--Adonal Foyle's favorite book is Native Son. Shocker. This one is almost too obvious to list, but it's also ironic in the sense that Foyle is actually the exact inverse of Bigger Thomas, adopted by Colgate professors, and taken from his home in St. Vincent to attend college there and experience a normal white middle class upbringing.
--Evan Eschmeyer claims his favorite book is Walden by Thoreau. I'm just going to pretend that he said his favorite book is Walden Two by BF Skinner, which is a weird psychological-sci-fi drama about a Utopia, in which all children are raised through this creepy systematic sort of operant conditioning. I imagine Eschmeyer to have resulted from a similar large-scale science project.

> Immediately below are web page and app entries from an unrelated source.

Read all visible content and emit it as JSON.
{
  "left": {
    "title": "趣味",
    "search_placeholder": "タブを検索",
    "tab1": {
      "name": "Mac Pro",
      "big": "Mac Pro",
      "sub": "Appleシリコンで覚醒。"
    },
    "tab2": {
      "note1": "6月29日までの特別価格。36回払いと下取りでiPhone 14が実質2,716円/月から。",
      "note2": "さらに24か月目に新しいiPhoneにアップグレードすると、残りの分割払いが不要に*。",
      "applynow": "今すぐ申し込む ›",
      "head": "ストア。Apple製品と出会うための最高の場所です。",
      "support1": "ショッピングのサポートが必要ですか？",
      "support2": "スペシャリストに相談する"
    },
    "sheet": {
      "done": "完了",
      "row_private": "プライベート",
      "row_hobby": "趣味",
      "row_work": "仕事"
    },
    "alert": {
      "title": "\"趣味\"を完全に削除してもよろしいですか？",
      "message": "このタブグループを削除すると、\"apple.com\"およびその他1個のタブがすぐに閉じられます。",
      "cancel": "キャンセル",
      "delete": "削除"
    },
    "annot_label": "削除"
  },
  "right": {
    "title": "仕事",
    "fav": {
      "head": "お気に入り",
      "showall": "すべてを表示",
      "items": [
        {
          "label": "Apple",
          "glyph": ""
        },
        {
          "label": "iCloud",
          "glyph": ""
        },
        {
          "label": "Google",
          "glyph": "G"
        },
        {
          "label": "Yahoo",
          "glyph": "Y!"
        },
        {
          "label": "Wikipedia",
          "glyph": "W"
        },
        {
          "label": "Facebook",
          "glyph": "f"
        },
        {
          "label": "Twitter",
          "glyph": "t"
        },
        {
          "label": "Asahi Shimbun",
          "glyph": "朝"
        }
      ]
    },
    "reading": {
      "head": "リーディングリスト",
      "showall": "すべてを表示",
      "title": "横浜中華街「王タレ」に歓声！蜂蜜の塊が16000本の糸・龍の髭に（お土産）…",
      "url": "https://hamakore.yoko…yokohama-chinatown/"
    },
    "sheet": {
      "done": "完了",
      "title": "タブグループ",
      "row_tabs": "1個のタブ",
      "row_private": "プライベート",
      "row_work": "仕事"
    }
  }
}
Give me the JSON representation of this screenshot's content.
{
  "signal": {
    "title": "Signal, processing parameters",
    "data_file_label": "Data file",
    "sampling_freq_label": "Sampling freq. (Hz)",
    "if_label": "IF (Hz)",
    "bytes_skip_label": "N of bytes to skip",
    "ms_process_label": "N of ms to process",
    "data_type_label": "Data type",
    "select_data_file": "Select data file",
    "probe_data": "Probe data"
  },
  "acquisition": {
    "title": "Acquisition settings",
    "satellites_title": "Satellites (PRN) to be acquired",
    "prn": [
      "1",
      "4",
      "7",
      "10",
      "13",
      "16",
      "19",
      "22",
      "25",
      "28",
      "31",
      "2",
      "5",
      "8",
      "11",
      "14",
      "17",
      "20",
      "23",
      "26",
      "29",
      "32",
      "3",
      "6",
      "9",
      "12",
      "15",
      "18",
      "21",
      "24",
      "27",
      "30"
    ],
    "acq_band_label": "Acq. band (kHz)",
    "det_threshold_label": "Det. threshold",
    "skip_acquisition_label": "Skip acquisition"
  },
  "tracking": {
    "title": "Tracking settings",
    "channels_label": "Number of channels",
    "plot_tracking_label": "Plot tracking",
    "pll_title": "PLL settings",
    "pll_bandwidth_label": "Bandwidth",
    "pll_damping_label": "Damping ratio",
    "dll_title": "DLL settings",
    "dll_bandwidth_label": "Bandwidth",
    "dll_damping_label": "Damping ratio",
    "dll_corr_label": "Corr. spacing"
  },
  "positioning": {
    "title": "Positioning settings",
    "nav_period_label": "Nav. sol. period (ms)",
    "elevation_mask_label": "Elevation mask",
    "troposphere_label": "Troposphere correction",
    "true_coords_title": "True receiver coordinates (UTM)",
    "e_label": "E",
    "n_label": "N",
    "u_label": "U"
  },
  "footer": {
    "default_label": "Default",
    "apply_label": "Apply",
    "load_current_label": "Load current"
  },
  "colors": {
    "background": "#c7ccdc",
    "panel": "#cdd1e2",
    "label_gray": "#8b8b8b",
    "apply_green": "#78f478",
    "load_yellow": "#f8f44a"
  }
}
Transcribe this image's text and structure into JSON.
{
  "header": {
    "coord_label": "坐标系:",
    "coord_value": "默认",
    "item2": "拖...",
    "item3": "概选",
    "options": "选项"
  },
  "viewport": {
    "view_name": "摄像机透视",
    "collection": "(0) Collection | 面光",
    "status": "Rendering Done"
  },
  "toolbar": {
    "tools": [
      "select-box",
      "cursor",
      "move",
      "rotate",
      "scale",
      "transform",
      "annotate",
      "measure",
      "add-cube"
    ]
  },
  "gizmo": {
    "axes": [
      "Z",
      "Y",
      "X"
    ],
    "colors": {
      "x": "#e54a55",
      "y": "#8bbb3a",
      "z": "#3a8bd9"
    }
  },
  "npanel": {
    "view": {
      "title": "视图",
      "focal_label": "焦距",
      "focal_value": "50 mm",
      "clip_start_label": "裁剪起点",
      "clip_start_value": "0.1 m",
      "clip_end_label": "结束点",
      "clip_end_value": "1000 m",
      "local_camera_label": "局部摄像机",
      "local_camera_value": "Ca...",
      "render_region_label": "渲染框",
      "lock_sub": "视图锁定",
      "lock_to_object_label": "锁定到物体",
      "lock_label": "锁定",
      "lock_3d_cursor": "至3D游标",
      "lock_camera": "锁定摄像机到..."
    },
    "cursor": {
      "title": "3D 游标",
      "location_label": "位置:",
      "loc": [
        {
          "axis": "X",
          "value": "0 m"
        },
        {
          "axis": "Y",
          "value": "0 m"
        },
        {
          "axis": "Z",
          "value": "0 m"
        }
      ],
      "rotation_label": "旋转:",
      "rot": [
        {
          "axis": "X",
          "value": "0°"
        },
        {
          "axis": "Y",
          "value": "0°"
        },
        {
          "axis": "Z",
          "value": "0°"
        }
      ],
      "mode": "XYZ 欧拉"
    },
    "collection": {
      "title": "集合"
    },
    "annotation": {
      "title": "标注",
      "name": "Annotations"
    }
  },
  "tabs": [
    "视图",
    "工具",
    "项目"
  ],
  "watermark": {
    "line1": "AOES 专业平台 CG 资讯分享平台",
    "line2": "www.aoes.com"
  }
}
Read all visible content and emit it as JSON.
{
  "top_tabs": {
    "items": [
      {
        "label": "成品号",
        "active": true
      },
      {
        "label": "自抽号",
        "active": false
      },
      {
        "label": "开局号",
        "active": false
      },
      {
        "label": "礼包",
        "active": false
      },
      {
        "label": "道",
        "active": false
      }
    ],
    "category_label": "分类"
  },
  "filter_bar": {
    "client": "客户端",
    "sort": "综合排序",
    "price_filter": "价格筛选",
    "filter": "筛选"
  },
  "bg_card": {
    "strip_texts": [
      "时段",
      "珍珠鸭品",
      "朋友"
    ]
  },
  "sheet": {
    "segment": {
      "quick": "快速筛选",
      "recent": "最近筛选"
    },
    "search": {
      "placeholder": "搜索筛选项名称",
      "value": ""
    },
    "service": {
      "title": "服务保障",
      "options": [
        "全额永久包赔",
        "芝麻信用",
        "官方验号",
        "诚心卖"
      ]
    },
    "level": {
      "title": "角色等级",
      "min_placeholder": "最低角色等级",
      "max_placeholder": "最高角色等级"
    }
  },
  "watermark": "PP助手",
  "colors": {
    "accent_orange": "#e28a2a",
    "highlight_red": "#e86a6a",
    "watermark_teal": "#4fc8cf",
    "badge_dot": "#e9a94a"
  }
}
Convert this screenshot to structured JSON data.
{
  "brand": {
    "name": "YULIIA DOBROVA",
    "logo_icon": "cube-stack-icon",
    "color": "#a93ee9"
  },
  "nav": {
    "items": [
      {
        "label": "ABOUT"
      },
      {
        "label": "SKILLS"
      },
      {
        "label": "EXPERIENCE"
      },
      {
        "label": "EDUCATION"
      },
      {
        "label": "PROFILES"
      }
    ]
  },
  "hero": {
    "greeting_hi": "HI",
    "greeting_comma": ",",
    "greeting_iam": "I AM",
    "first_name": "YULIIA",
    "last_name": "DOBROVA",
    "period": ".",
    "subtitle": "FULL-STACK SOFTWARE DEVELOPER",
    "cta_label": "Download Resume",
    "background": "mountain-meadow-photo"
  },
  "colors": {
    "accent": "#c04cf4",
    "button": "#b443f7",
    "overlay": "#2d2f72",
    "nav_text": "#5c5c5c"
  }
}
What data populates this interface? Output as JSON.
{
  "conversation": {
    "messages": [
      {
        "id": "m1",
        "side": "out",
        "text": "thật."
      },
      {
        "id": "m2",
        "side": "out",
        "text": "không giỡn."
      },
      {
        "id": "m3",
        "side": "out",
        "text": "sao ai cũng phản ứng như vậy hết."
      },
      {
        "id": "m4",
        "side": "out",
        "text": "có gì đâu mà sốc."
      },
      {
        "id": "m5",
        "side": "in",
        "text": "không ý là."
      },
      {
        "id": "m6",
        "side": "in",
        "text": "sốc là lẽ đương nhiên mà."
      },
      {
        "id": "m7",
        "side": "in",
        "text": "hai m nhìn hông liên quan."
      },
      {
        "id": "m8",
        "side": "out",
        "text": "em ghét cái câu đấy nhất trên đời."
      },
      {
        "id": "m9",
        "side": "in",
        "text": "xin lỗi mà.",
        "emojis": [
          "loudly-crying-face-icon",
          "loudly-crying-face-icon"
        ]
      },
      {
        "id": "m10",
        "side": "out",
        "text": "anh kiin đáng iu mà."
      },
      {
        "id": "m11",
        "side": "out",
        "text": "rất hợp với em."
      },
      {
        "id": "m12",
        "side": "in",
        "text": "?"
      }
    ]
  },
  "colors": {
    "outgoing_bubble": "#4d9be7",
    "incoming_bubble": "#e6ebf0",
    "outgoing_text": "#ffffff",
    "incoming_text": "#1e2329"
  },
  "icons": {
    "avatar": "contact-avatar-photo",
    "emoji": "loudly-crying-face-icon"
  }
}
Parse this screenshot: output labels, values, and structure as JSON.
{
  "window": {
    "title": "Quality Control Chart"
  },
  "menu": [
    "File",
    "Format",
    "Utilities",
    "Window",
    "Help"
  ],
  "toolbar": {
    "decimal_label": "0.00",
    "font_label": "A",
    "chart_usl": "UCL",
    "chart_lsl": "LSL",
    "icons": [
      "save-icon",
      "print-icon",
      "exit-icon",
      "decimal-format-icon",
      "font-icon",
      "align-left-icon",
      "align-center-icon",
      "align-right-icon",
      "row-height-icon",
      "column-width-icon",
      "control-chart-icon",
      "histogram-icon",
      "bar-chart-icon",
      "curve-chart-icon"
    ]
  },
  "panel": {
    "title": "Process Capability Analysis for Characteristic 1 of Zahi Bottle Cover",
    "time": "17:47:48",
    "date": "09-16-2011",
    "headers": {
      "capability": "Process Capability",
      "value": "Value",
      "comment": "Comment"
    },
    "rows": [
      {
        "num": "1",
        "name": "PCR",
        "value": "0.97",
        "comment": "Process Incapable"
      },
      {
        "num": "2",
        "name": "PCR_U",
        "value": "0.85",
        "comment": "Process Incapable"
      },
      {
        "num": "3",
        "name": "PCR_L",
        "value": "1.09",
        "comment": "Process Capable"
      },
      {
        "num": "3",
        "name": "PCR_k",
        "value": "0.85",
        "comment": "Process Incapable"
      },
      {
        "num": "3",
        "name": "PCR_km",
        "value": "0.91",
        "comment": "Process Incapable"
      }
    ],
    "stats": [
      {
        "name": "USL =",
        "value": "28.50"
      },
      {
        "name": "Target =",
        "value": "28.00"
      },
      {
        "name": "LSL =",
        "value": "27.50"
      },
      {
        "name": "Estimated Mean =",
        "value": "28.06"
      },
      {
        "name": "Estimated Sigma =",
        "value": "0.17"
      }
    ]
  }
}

--Tim Duncan's favorite book as a child was Encyclopedia Brown. I don't really have a comment here, except that it's cool that Duncan didn't say Dr. Seuss like every other NBA player (when asked in the context of "Read to Achieve" events). It's as if reading isn't "cool" in the NBA (cf. Simmons on JR Smith's earlier comments), so as a means of attaining faux street cred, NBA players cite Dr. Seuss, because it sort of sounds like rap. For example: Shawn Marion states [referring to Green Eggs and Ham], "When I was little, I liked all the Dr. Seuss books. They had little catchy slogans to them and the rhymes were cool." Ok fine.
--Amare Stoudemire claims his favorite book as a child was Rumplestiltskin, stating, "I was about eleven when I read it. He (Rumplestiltskin) was a bad dude."
--Wang ZhiZhi--and this just confounds me, claims his favorite "book" is Dante's The Divine Comedy. This is just further proof that ZhiZhi is 850 years old, and Chinese basketball players are completely on some other shit. Like, I can imagine any number of NBA guys "having" to read Dante at some point in college, but to decide that it was their "favorite" book?
--Ron Artest, from the aformentioned Stuff Magzine interview:
Black Boy by Richard Wright
"I can't remember the story--he was going through slavery or something--but every time somebody asks me what my favorite book is, I say Black Boy."
Ok, at first I was pissed at Ron-Ron, because let's face it, this is just some DUMB shit to say. But the more I thought about it, I was like, you know, this just means that Ron is a fucking dude. Like, this is basically the same as trying to impress some girl by telling her you read Infinite Jest or The Brothers Karamazov or whatever. Ron is like, YEAH, IT'S IMPORTANT, I GET IT.